This week during my patient services rotation at Mon General Hospital, one of my assignments was to create an in-service presentation for the food service employees.  In-Services are a form of continuing professional education provided by the hospital or employer during working hours in order to improve worker knowledge, education, and attitudes.  Typical in-services are in a sit-down, classroom setting and last anywhere from 15-30 minutes.  Employees are educated on a variety of topics relating to their respective field and are given a quiz at the end to assess what they have learned.

For my in-service presentation, I chose to do low-sodium diets.
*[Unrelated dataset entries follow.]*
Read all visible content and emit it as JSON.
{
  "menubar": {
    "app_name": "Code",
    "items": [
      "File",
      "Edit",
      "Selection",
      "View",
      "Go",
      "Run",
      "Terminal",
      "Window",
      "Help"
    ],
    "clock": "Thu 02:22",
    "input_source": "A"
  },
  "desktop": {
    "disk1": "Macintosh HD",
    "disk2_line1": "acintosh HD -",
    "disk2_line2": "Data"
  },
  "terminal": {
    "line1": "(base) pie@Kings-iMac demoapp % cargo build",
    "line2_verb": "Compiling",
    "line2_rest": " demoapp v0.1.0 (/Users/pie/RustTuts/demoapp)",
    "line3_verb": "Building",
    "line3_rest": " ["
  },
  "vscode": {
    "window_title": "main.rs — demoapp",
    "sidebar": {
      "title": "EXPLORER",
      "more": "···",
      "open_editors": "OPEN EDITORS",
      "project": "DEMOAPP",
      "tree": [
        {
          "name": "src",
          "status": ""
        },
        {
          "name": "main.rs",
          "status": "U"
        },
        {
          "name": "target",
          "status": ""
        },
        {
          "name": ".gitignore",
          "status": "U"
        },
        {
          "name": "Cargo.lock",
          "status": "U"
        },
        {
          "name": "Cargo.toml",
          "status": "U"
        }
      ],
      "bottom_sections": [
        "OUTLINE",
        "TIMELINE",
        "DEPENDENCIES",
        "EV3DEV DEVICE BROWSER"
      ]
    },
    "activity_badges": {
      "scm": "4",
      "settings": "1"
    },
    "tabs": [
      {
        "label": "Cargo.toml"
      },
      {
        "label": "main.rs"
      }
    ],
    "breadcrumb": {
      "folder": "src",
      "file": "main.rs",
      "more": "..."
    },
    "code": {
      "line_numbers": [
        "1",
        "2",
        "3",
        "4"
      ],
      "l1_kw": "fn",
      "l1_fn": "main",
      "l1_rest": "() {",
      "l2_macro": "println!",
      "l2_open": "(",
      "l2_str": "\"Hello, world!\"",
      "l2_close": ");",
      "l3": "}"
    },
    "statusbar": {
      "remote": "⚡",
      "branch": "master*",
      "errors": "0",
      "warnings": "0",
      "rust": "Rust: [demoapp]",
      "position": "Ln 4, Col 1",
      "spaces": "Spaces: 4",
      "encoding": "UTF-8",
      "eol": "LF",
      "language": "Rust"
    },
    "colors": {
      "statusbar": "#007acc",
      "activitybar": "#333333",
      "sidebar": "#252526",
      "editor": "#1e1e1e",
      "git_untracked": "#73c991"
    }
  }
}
Low-sodium diets are ordered for patients who have heart failure, cardiovascular disease, heart surgery, high blood pressure, and kidney failure.
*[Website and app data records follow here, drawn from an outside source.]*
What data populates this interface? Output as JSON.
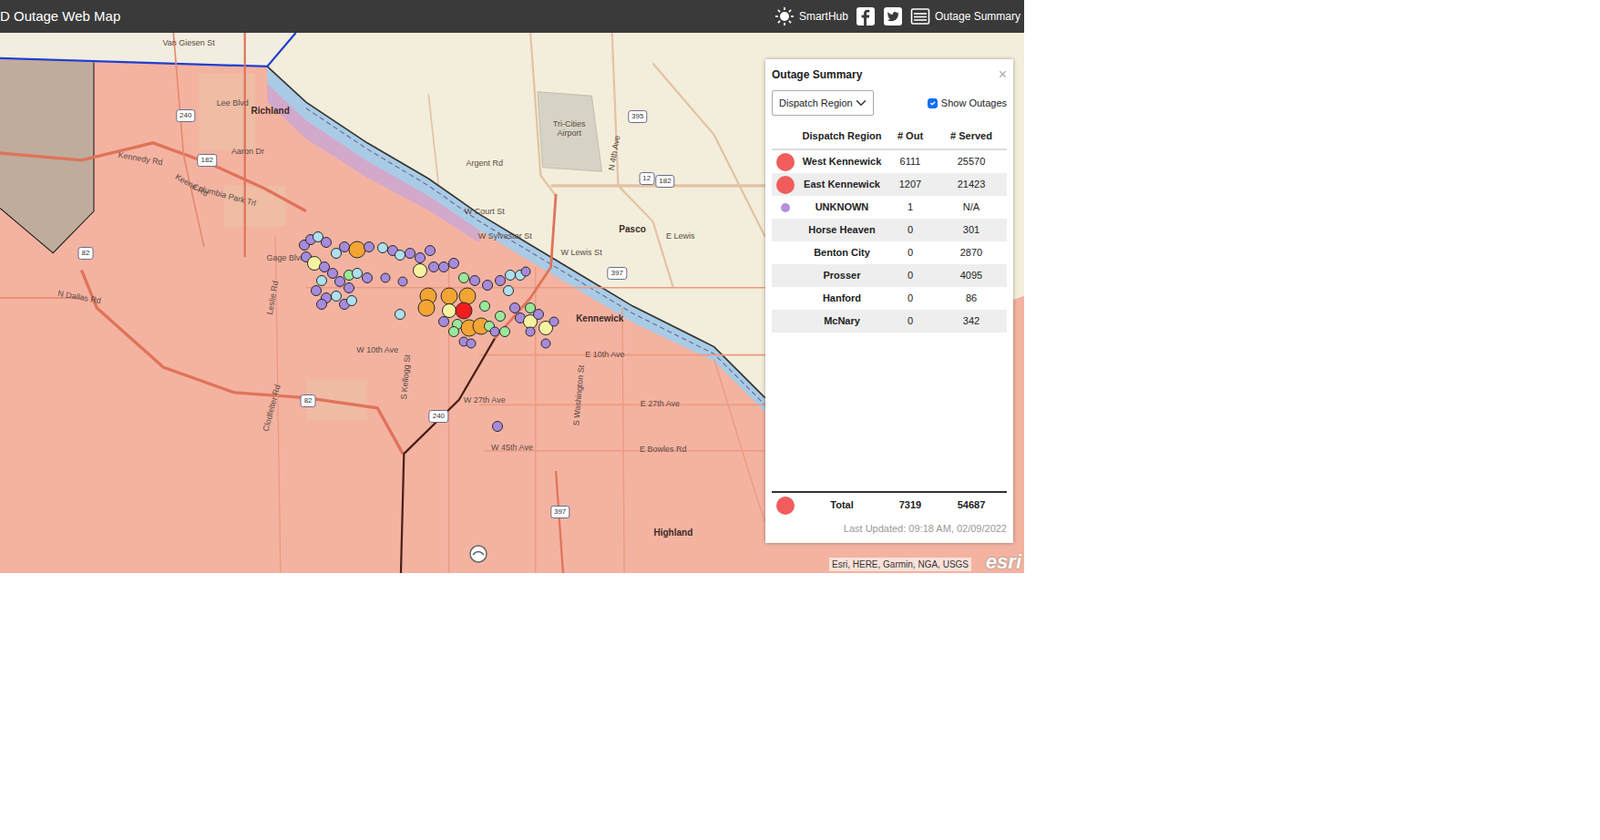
{
  "header": {
    "title": "D Outage Web Map",
    "links": [
      {
        "label": "SmartHub"
      },
      {
        "label": "Outage Summary"
      }
    ]
  },
  "map": {
    "labels": [
      {
        "text": "Van Giesen St"
      },
      {
        "text": "Richland"
      },
      {
        "text": "Lee Blvd"
      },
      {
        "text": "Aaron Dr"
      },
      {
        "text": "Kennedy Rd"
      },
      {
        "text": "Keene Rd"
      },
      {
        "text": "Columbia Park Trl"
      },
      {
        "text": "Gage Blvd"
      },
      {
        "text": "Leslie Rd"
      },
      {
        "text": "N Dallas Rd"
      },
      {
        "text": "Clodfelter Rd"
      },
      {
        "text": "Argent Rd"
      },
      {
        "text": "Tri-Cities Airport"
      },
      {
        "text": "W Court St"
      },
      {
        "text": "W Sylvester St"
      },
      {
        "text": "W Lewis St"
      },
      {
        "text": "Pasco"
      },
      {
        "text": "E Lewis"
      },
      {
        "text": "Kennewick"
      },
      {
        "text": "W 10th Ave"
      },
      {
        "text": "E 10th Ave"
      },
      {
        "text": "W 27th Ave"
      },
      {
        "text": "E 27th Ave"
      },
      {
        "text": "W 45th Ave"
      },
      {
        "text": "E Bowles Rd"
      },
      {
        "text": "Highland"
      },
      {
        "text": "N 4th Ave"
      },
      {
        "text": "S Kellogg St"
      },
      {
        "text": "S Washington St"
      }
    ],
    "shields": [
      {
        "text": "240"
      },
      {
        "text": "182"
      },
      {
        "text": "82"
      },
      {
        "text": "82"
      },
      {
        "text": "240"
      },
      {
        "text": "395"
      },
      {
        "text": "12"
      },
      {
        "text": "182"
      },
      {
        "text": "397"
      },
      {
        "text": "397"
      }
    ],
    "outages": [
      {
        "color": "#a78bdb"
      },
      {
        "color": "#a78bdb"
      },
      {
        "color": "#aee0ee"
      },
      {
        "color": "#a78bdb"
      },
      {
        "color": "#aee0ee"
      },
      {
        "color": "#a78bdb"
      },
      {
        "color": "#f3a433"
      },
      {
        "color": "#a78bdb"
      },
      {
        "color": "#aee0ee"
      },
      {
        "color": "#a78bdb"
      },
      {
        "color": "#aee0ee"
      },
      {
        "color": "#a78bdb"
      },
      {
        "color": "#a78bdb"
      },
      {
        "color": "#a78bdb"
      },
      {
        "color": "#a78bdb"
      },
      {
        "color": "#f6f3a0"
      },
      {
        "color": "#a78bdb"
      },
      {
        "color": "#a78bdb"
      },
      {
        "color": "#aee0ee"
      },
      {
        "color": "#a78bdb"
      },
      {
        "color": "#9be89b"
      },
      {
        "color": "#aee0ee"
      },
      {
        "color": "#a78bdb"
      },
      {
        "color": "#a78bdb"
      },
      {
        "color": "#a78bdb"
      },
      {
        "color": "#a78bdb"
      },
      {
        "color": "#a78bdb"
      },
      {
        "color": "#aee0ee"
      },
      {
        "color": "#a78bdb"
      },
      {
        "color": "#aee0ee"
      },
      {
        "color": "#a78bdb"
      },
      {
        "color": "#a78bdb"
      },
      {
        "color": "#f6f3a0"
      },
      {
        "color": "#a78bdb"
      },
      {
        "color": "#a78bdb"
      },
      {
        "color": "#a78bdb"
      },
      {
        "color": "#9be89b"
      },
      {
        "color": "#a78bdb"
      },
      {
        "color": "#a78bdb"
      },
      {
        "color": "#a78bdb"
      },
      {
        "color": "#aee0ee"
      },
      {
        "color": "#aee0ee"
      },
      {
        "color": "#a78bdb"
      },
      {
        "color": "#aee0ee"
      },
      {
        "color": "#aee0ee"
      },
      {
        "color": "#f3a433"
      },
      {
        "color": "#f3a433"
      },
      {
        "color": "#f3a433"
      },
      {
        "color": "#f3a433"
      },
      {
        "color": "#f6f3a0"
      },
      {
        "color": "#a78bdb"
      },
      {
        "color": "#9be89b"
      },
      {
        "color": "#f3a433"
      },
      {
        "color": "#f3a433"
      },
      {
        "color": "#9be89b"
      },
      {
        "color": "#9be89b"
      },
      {
        "color": "#a78bdb"
      },
      {
        "color": "#9be89b"
      },
      {
        "color": "#9be89b"
      },
      {
        "color": "#9be89b"
      },
      {
        "color": "#a78bdb"
      },
      {
        "color": "#f6f3a0"
      },
      {
        "color": "#f6f3a0"
      },
      {
        "color": "#a78bdb"
      },
      {
        "color": "#a78bdb"
      },
      {
        "color": "#a78bdb"
      },
      {
        "color": "#a78bdb"
      },
      {
        "color": "#a78bdb"
      },
      {
        "color": "#a78bdb"
      },
      {
        "color": "#a78bdb"
      },
      {
        "color": "#a78bdb"
      },
      {
        "color": "#9be89b"
      },
      {
        "color": "#f21d1d"
      }
    ],
    "attribution": "Esri, HERE, Garmin, NGA, USGS",
    "logo": "esri"
  },
  "panel": {
    "title": "Outage Summary",
    "close": "×",
    "group_by": "Dispatch Region",
    "show_outages": {
      "label": "Show Outages",
      "checked": true
    },
    "columns": [
      "Dispatch Region",
      "# Out",
      "# Served"
    ],
    "rows": [
      {
        "region": "West Kennewick",
        "out": "6111",
        "served": "25570",
        "kind": "outage",
        "color": "#f25c5c"
      },
      {
        "region": "East Kennewick",
        "out": "1207",
        "served": "21423",
        "kind": "outage",
        "color": "#f25c5c"
      },
      {
        "region": "UNKNOWN",
        "out": "1",
        "served": "N/A",
        "kind": "unknown",
        "color": "#b690e0"
      },
      {
        "region": "Horse Heaven",
        "out": "0",
        "served": "301",
        "kind": "clear"
      },
      {
        "region": "Benton City",
        "out": "0",
        "served": "2870",
        "kind": "clear"
      },
      {
        "region": "Prosser",
        "out": "0",
        "served": "4095",
        "kind": "clear"
      },
      {
        "region": "Hanford",
        "out": "0",
        "served": "86",
        "kind": "clear"
      },
      {
        "region": "McNary",
        "out": "0",
        "served": "342",
        "kind": "clear"
      }
    ],
    "total": {
      "label": "Total",
      "out": "7319",
      "served": "54687",
      "color": "#f25c5c"
    },
    "last_updated": "Last Updated: 09:18 AM, 02/09/2022"
  }
}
What do you think of my Low-Sodium handout??

A day as a Nutrition Services Hostess

Today I had the opportunity to shadow a Nutrition Services Hostess at Monongalia General Hospital.  A Nutrition Services Hostess is responsible for “the preparation, service, and/or clean up of meals including, but not limited to, simple food preparation, tray assembly, cafeteria service and dishwashing”.
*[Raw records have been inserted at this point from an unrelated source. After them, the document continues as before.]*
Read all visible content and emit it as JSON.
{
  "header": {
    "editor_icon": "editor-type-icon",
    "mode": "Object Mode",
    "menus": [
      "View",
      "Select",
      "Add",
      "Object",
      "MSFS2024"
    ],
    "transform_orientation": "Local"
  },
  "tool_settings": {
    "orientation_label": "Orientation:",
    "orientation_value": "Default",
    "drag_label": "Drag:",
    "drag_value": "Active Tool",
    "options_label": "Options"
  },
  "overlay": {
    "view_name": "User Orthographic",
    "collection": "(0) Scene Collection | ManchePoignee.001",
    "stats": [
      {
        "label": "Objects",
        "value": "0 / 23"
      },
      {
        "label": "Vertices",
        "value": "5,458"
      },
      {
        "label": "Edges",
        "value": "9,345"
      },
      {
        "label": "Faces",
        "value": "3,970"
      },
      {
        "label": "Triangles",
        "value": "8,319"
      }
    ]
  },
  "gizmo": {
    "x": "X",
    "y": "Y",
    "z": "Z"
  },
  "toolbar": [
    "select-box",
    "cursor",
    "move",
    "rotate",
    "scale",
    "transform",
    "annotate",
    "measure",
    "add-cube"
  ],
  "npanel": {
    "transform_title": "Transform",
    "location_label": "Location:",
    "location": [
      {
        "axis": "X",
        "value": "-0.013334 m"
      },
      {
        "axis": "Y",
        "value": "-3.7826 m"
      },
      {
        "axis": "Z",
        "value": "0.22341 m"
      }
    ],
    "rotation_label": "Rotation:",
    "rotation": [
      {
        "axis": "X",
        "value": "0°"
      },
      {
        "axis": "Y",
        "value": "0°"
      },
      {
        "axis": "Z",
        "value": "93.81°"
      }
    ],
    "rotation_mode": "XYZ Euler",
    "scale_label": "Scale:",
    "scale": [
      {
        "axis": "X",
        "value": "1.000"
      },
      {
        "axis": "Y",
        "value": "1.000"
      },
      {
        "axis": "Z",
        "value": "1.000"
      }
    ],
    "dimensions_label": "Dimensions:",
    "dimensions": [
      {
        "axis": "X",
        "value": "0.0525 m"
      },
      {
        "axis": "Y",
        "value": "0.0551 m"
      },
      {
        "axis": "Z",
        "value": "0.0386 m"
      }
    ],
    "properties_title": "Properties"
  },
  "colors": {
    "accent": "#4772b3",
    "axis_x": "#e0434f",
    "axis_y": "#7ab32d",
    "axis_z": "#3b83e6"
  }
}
A Nutrition Services Hostess taking a patient’s menu preferences onto a handheld computer.

One of the most important roles as a hostess is assisting patients in selecting menu items based on personal preferences while still staying in accordance with therapeutic dietary guidelines. I realized that hostesses not only need to have a vast knowledge about the hospital’s menu items, but they also need to be knowledgeable about what foods are allowed to be substituted according to a patient’s special dietary restrictions (ie. low sodium, low fat, carbohydrate counting, fluid restriction, pureed, clear liquids, etc).  Each hostess is equipped with a small handheld electronic computer where they can edit a patient’s menu instantly and quickly.

A hostess is also responsible for the final assembly of patient trays.  A meal ticket is printed out for each patient tray with specific food items, condiments, drinks, desserts, silverware, garnishes, and the exact quantity of each.  Once 10-15 trays are fully assembled, the hostess is responsible for placing the trays onto a cart and wheeling it up to the appropriate floor.  Before a tray can be delivered, the hostess has to ask the patient for two patient identifiers: “What is your name?” and “What is your birthday?”  This is to ensure tray delivery to the correct patient. A hostess also has to be sure to either wash hands or use hand sanitizer in between rooms to prevent spreading germs or bacteria.

Once the patient correctly identifies themself, the hostess can then serve the patient courteously and provide any assistance the patient may need (adjusting the table placement/height, opening food packages or containers, etc).  The hostess then asks if there is anything else the patient may need.  If there is a problem, it is essential that the hostess follows up in regards to any meal service requests.

Overall, I learned a lot about the food service system of a hospital and how it operates so efficiently.